The final bars of the school song saw the triumphant notes of the trumpet, piercing in a nice, satisfying way, and the kettle drummer beating the hell out of his poor instrument.

The boys had never in their life been so emotionally charged. But what could they do? Cry? Oh well, if anyone did let the furtive tear or two escape, the others wouldn't have noticed. Thank God for the rain.

A cacophony of wild yells and screams sounded to one side. Cheers! Laughing with relief the others dashed over to join in, the hell if they were yelling senseless words. An air of satisfaction descended over them like a fog of heady alcohol fumes. Picking up their bags, swinging it cheerfully over their shoulders, they strode out, through the narrow gate, smiling, never to return.

We do not return to you, Mother, because we never really left.


OK, I know this is turning into a documentary of my writing style, but I couldn't care. I just think it'd be nice for you to know what I'm actually thinking instead of using those Literature shit to come up with inferences I wouldn't have thought of in a million years.

About 1/5 of the volume of the version you have just read were new, fresh out of the oven. I told you, it's a not-too-good habit of mine, adding stuff in. But there were more cheesy parts than I had expected, and I had changed that (duh). Also some descriptive parts I thought were too shallow, so I padded. Overall I did not endeavour to even change details, just to make it juicier. Rather like not directing you to a different stream of water from the one I had promised, but digging the waterbed deeper so you have more water to drink.

So. Comments. Pull no punches. But hey I wasn't born yesterday. I will delete immediately any comment that stinks of malice and intention to hurt. Go on now. And thanks for taking time to read and comment.

Sunday, April 03, 2005

Under Construction

Hello people.

Thanks for getting curious enough to pop by this site. I am presently working on a story right now, and depending on how long I think my drafting and re-writing will run, I might just wait till I'm done with that story, or post and older one to keep you folks happy for awhile.

Meanwhile do notice that this blog as compared to Fortissimo and basically most other blogs in general is as sparse as possible. I've only included one link to Fortissimo, and set an open-view comments setting instead of a tagboard.

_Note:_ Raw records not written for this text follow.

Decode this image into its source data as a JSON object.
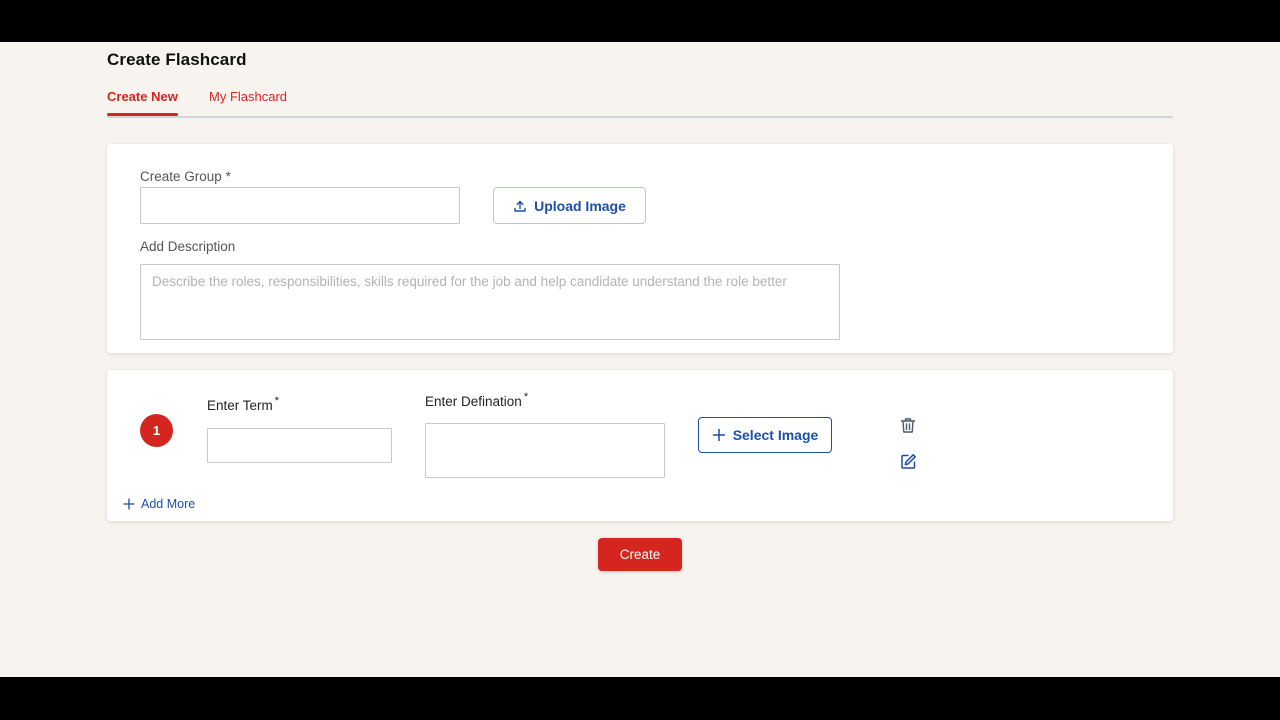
{
  "page": {
    "title": "Create Flashcard"
  },
  "tabs": [
    {
      "label": "Create New",
      "active": true
    },
    {
      "label": "My Flashcard",
      "active": false
    }
  ],
  "group_form": {
    "group_label": "Create Group",
    "required_mark": "*",
    "group_value": "",
    "upload_button": "Upload Image",
    "description_label": "Add Description",
    "description_placeholder": "Describe the roles, responsibilities, skills required for the job and help candidate understand the role better",
    "description_value": ""
  },
  "cards": [
    {
      "index": "1",
      "term_label": "Enter Term",
      "term_value": "",
      "definition_label": "Enter Defination",
      "definition_value": "",
      "select_image_button": "Select Image",
      "required_mark": "*"
    }
  ],
  "add_more_label": "Add More",
  "submit_button": "Create",
  "colors": {
    "accent_red": "#d4261f",
    "link_blue": "#1c4fa8",
    "page_background": "#f7f3ef"
  },
  "icons": {
    "upload": "upload-icon",
    "plus": "plus-icon",
    "delete": "trash-icon",
    "edit": "edit-icon"
  }
}
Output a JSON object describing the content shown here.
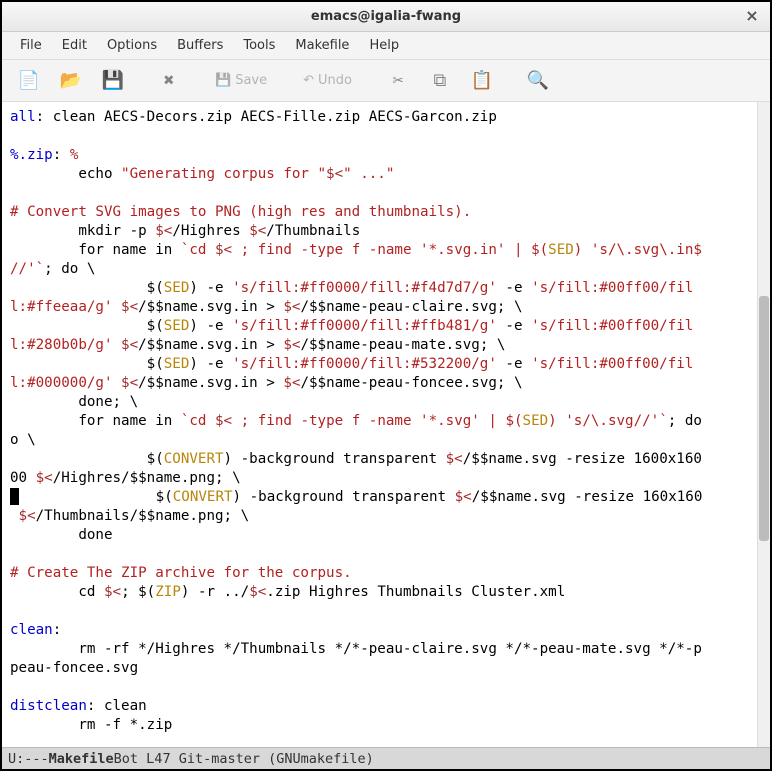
{
  "window": {
    "title": "emacs@igalia-fwang"
  },
  "menu": {
    "file": "File",
    "edit": "Edit",
    "options": "Options",
    "buffers": "Buffers",
    "tools": "Tools",
    "makefile": "Makefile",
    "help": "Help"
  },
  "toolbar": {
    "save_label": "Save",
    "undo_label": "Undo"
  },
  "code": {
    "l1a": "all",
    "l1b": ": clean AECS-Decors.zip AECS-Fille.zip AECS-Garcon.zip",
    "l3a": "%.zip",
    "l3b": ": ",
    "l3c": "%",
    "l4a": "        echo ",
    "l4b": "\"Generating corpus for \"",
    "l4c": "$<",
    "l4d": "\" ...\"",
    "l6": "# Convert SVG images to PNG (high res and thumbnails).",
    "l7a": "        mkdir -p ",
    "l7b": "$<",
    "l7c": "/Highres ",
    "l7d": "$<",
    "l7e": "/Thumbnails",
    "l8a": "        for name in ",
    "l8b": "`cd ",
    "l8c": "$<",
    "l8d": " ; find -type f -name '*.svg.in' | $(",
    "l8e": "SED",
    "l8f": ") 's/\\.svg\\.in",
    "l8g": "$",
    "l9a": "//'`",
    "l9b": "; do \\",
    "l10a": "                $(",
    "l10b": "SED",
    "l10c": ") -e ",
    "l10d": "'s/fill:#ff0000/fill:#f4d7d7/g'",
    "l10e": " -e ",
    "l10f": "'s/fill:#00ff00/fil",
    "l11a": "l:#ffeeaa/g'",
    "l11b": " ",
    "l11c": "$<",
    "l11d": "/$$name.svg.in > ",
    "l11e": "$<",
    "l11f": "/$$name-peau-claire.svg; \\",
    "l12a": "                $(",
    "l12b": "SED",
    "l12c": ") -e ",
    "l12d": "'s/fill:#ff0000/fill:#ffb481/g'",
    "l12e": " -e ",
    "l12f": "'s/fill:#00ff00/fil",
    "l13a": "l:#280b0b/g'",
    "l13b": " ",
    "l13c": "$<",
    "l13d": "/$$name.svg.in > ",
    "l13e": "$<",
    "l13f": "/$$name-peau-mate.svg; \\",
    "l14a": "                $(",
    "l14b": "SED",
    "l14c": ") -e ",
    "l14d": "'s/fill:#ff0000/fill:#532200/g'",
    "l14e": " -e ",
    "l14f": "'s/fill:#00ff00/fil",
    "l15a": "l:#000000/g'",
    "l15b": " ",
    "l15c": "$<",
    "l15d": "/$$name.svg.in > ",
    "l15e": "$<",
    "l15f": "/$$name-peau-foncee.svg; \\",
    "l16": "        done; \\",
    "l17a": "        for name in ",
    "l17b": "`cd ",
    "l17c": "$<",
    "l17d": " ; find -type f -name '*.svg' | $(",
    "l17e": "SED",
    "l17f": ") 's/\\.svg//'`",
    "l17g": "; d",
    "l17h": "o",
    "l18": "o \\",
    "l19a": "                $(",
    "l19b": "CONVERT",
    "l19c": ") -background transparent ",
    "l19d": "$<",
    "l19e": "/$$name.svg -resize 1600x16",
    "l19f": "0",
    "l20a": "00 ",
    "l20b": "$<",
    "l20c": "/Highres/$$name.png; \\",
    "l21a": "                $(",
    "l21b": "CONVERT",
    "l21c": ") -background transparent ",
    "l21d": "$<",
    "l21e": "/$$name.svg -resize 160x160",
    "l21f": "",
    "l22a": " ",
    "l22b": "$<",
    "l22c": "/Thumbnails/$$name.png; \\",
    "l23": "        done",
    "l25": "# Create The ZIP archive for the corpus.",
    "l26a": "        cd ",
    "l26b": "$<",
    "l26c": "; $(",
    "l26d": "ZIP",
    "l26e": ") -r ../",
    "l26f": "$<",
    "l26g": ".zip Highres Thumbnails Cluster.xml",
    "l28a": "clean",
    "l28b": ":",
    "l29a": "        rm -rf */Highres */Thumbnails */*-peau-claire.svg */*-peau-mate.svg */*-",
    "l29b": "p",
    "l30": "peau-foncee.svg",
    "l32a": "distclean",
    "l32b": ": clean",
    "l33": "        rm -f *.zip"
  },
  "modeline": {
    "prefix": "U:--- ",
    "bufname": " Makefile ",
    "rest": "     Bot L47   Git-master  (GNUmakefile)"
  }
}
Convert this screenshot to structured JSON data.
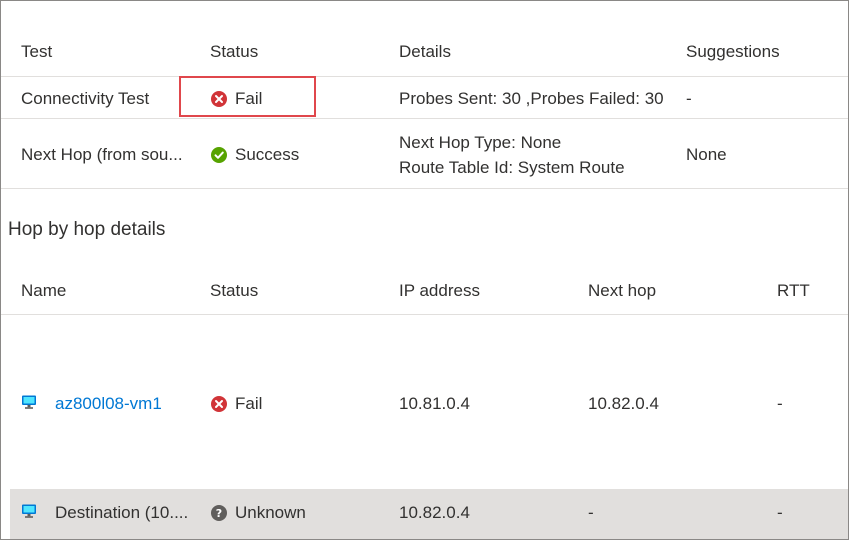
{
  "diagnostics": {
    "columns": [
      "Test",
      "Status",
      "Details",
      "Suggestions"
    ],
    "rows": [
      {
        "test": "Connectivity Test",
        "status": "Fail",
        "status_icon": "fail-icon",
        "details": [
          "Probes Sent: 30 ,Probes Failed: 30"
        ],
        "suggestions": "-"
      },
      {
        "test": "Next Hop (from sou...",
        "status": "Success",
        "status_icon": "success-icon",
        "details": [
          "Next Hop Type: None",
          "Route Table Id: System Route"
        ],
        "suggestions": "None"
      }
    ]
  },
  "hops": {
    "title": "Hop by hop details",
    "columns": [
      "Name",
      "Status",
      "IP address",
      "Next hop",
      "RTT"
    ],
    "rows": [
      {
        "name": "az800l08-vm1",
        "status": "Fail",
        "status_icon": "fail-icon",
        "ip": "10.81.0.4",
        "next_hop": "10.82.0.4",
        "rtt": "-"
      },
      {
        "name": "Destination (10....",
        "status": "Unknown",
        "status_icon": "unknown-icon",
        "ip": "10.82.0.4",
        "next_hop": "-",
        "rtt": "-"
      }
    ]
  },
  "colors": {
    "fail": "#d13438",
    "success": "#57a300",
    "unknown": "#605e5c",
    "link": "#0078d4",
    "highlight_box": "#e0474c",
    "selected_row": "#e1dfdd"
  }
}
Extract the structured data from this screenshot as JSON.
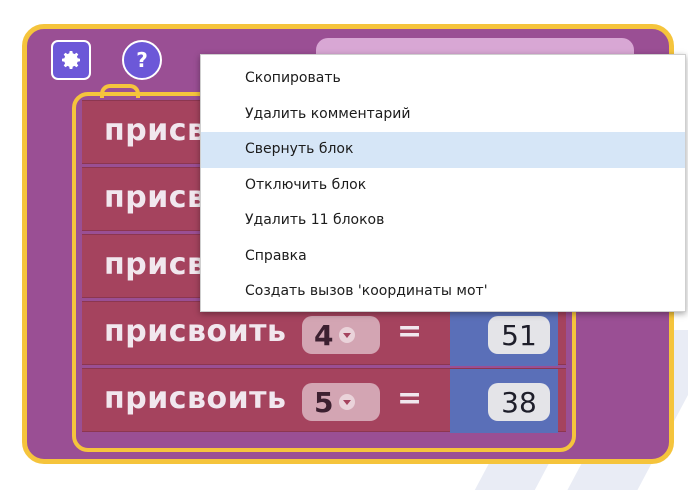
{
  "workspace": {
    "procedure": {
      "settings_icon": "gear-icon",
      "help_icon": "help-icon",
      "help_glyph": "?"
    },
    "assign_rows": [
      {
        "label": "присвоить",
        "index": "4",
        "value": "51"
      },
      {
        "label": "присвоить",
        "index": "5",
        "value": "38"
      }
    ],
    "partial_rows": [
      {
        "label": "присвоить"
      },
      {
        "label": "присвоить"
      },
      {
        "label": "присвоить"
      }
    ],
    "equals": "="
  },
  "context_menu": {
    "items": [
      {
        "label": "Скопировать"
      },
      {
        "label": "Удалить комментарий"
      },
      {
        "label": "Свернуть блок"
      },
      {
        "label": "Отключить блок"
      },
      {
        "label": "Удалить 11 блоков"
      },
      {
        "label": "Справка"
      },
      {
        "label": "Создать вызов 'координаты мот'"
      }
    ],
    "highlighted_item": "Свернуть блок"
  },
  "colors": {
    "procedure_block": "#9a4f94",
    "highlight": "#f5c43c",
    "variable_block": "#a5435e",
    "number_block": "#5a6fb8",
    "menu_hover": "#d6e6f7"
  }
}
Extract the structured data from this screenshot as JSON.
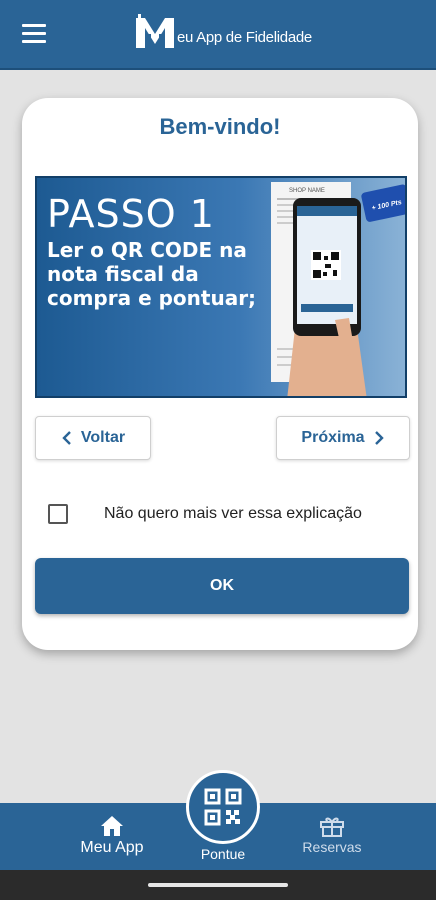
{
  "header": {
    "menu_icon": "hamburger-menu-icon",
    "logo_letter": "M",
    "app_name": "eu App de Fidelidade"
  },
  "dialog": {
    "title": "Bem-vindo!",
    "banner": {
      "step": "PASSO 1",
      "text": "Ler o QR CODE na nota fiscal da compra e pontuar;",
      "badge": "+ 100 Pts",
      "receipt_header": "SHOP NAME"
    },
    "back_label": "Voltar",
    "next_label": "Próxima",
    "checkbox_label": "Não quero mais ver essa explicação",
    "checkbox_checked": false,
    "ok_label": "OK"
  },
  "bottom_nav": {
    "items": [
      {
        "label": "Meu App",
        "icon": "home-icon"
      },
      {
        "label": "Pontue",
        "icon": "qr-code-icon"
      },
      {
        "label": "Reservas",
        "icon": "gift-icon"
      }
    ]
  },
  "colors": {
    "primary": "#2a6496",
    "background": "#e3e3e3",
    "card": "#ffffff"
  }
}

Partly also because tagboards might not be able to handle your 500 word discursive about my story.

And I hope you actively comment on and discuss about my stories, because you people are the best judges. So feel free to comment. Just don't flame.

Hope you enjoy my stories.